Last night I had an encounter with a random girl, she might as well have been a ghost because I don’t know where she came from, neither where she went after.

I live in a shared space with five men. We all have our own rooms, but we share bathrooms and kitchen area. Now this situation lends itself to so many stories, but we will have those on another day.

This particular Saturday I sat down to dinner of curried chicken and white rice. I heard a knock on my door and there was this red-head waving to me in the doorway. This is unusual, because I have never seen a woman in this house. She introduce herself and was kind enough to apologize for the alcoholic fumes leaving her body because it is her day off and she has been drinking, so she maybe drunk. Wait, it isn’t awkward yet.

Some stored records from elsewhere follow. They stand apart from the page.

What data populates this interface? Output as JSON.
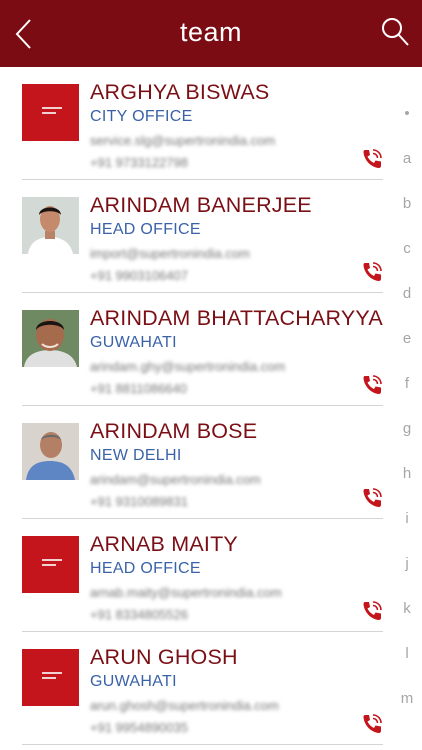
{
  "header": {
    "title": "team"
  },
  "contacts": [
    {
      "name": "ARGHYA BISWAS",
      "office": "CITY OFFICE",
      "email": "service.slg@supertronindia.com",
      "phone": "+91 9733122798",
      "avatar": "logo"
    },
    {
      "name": "ARINDAM BANERJEE",
      "office": "HEAD OFFICE",
      "email": "import@supertronindia.com",
      "phone": "+91 9903106407",
      "avatar": "photo"
    },
    {
      "name": "ARINDAM BHATTACHARYYA",
      "office": "GUWAHATI",
      "email": "arindam.ghy@supertronindia.com",
      "phone": "+91 8811086640",
      "avatar": "photo"
    },
    {
      "name": "ARINDAM BOSE",
      "office": "NEW DELHI",
      "email": "arindam@supertronindia.com",
      "phone": "+91 9310089831",
      "avatar": "photo"
    },
    {
      "name": "ARNAB MAITY",
      "office": "HEAD OFFICE",
      "email": "arnab.maity@supertronindia.com",
      "phone": "+91 8334805526",
      "avatar": "logo"
    },
    {
      "name": "ARUN GHOSH",
      "office": "GUWAHATI",
      "email": "arun.ghosh@supertronindia.com",
      "phone": "+91 9954890035",
      "avatar": "logo"
    }
  ],
  "alphabet": [
    "•",
    "a",
    "b",
    "c",
    "d",
    "e",
    "f",
    "g",
    "h",
    "i",
    "j",
    "k",
    "l",
    "m"
  ],
  "colors": {
    "header": "#7b0c14",
    "name": "#7a1016",
    "office": "#3a62a8",
    "logo_bg": "#c4151c"
  },
  "icons": {
    "back": "chevron-left-icon",
    "search": "search-icon",
    "call": "phone-icon"
  }
}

She said she smelled my dinner and it smelled so good that she was wondering if I have any more so that she may have some. Please understand that this is a common joke among Jamaicans back home. We will ask to share in a stranger’s meal as a compliment to how good it looks or smell, but will definitely not accept after the polite consent from the cook. A Jamaican friend of mine shared how he was severely beaten by his mother because she caught him accepting food from the neighbours; What made it worse was that it was a dumpling… that warrants the death penalty in Jamaica. This tacit rule is rooted deep in our culture and we all blindly obey it without thought to question its origin. Anyway, back to Miss Thing….I nervously laughed at the request and she laughed too, but I became confused because she was looking with expectancy. I said to her that I don’t have any left as I only prepared for one . Now please understand my surprise when Miss Thing takes the plate from my hand and starts eating….as God is my witness it r the truth. She shovelled too clumps of chicken into her mouth before I even registered what was happening. She handed me back the plate while informing me she graduated from George Brown with a Food Management degree and my dinner is very tasty… as if I didn’t know; I told her thanks with a smile.

She goes further to take my cup and begin drinking. At this point I started looking around for a hidden camera because clearly this was a prank, it had to be. She then steps beyond me, sits on my bed and starts shooting questions at me about where I’m from and what I am doing in Canada …looking around the room as she speaks. Then Miss Thing removes her shoes, so I say, “This feels so surreal, like I am in an updated version of Goldy Locks and the three bears.” She responds, “…but there are only two bears,” and starts to cackle…0_O She eventually left, well not before taking some more of the rice and giving me a high-five. 

Can somebody explain to me what happened? I’ve never had this experience in my life and I am too shock to be angry. Can anybody say if this has happened to them and if I should expect more encounters like this? Clearly I am not in Kansas any more Toto…and that r the truth.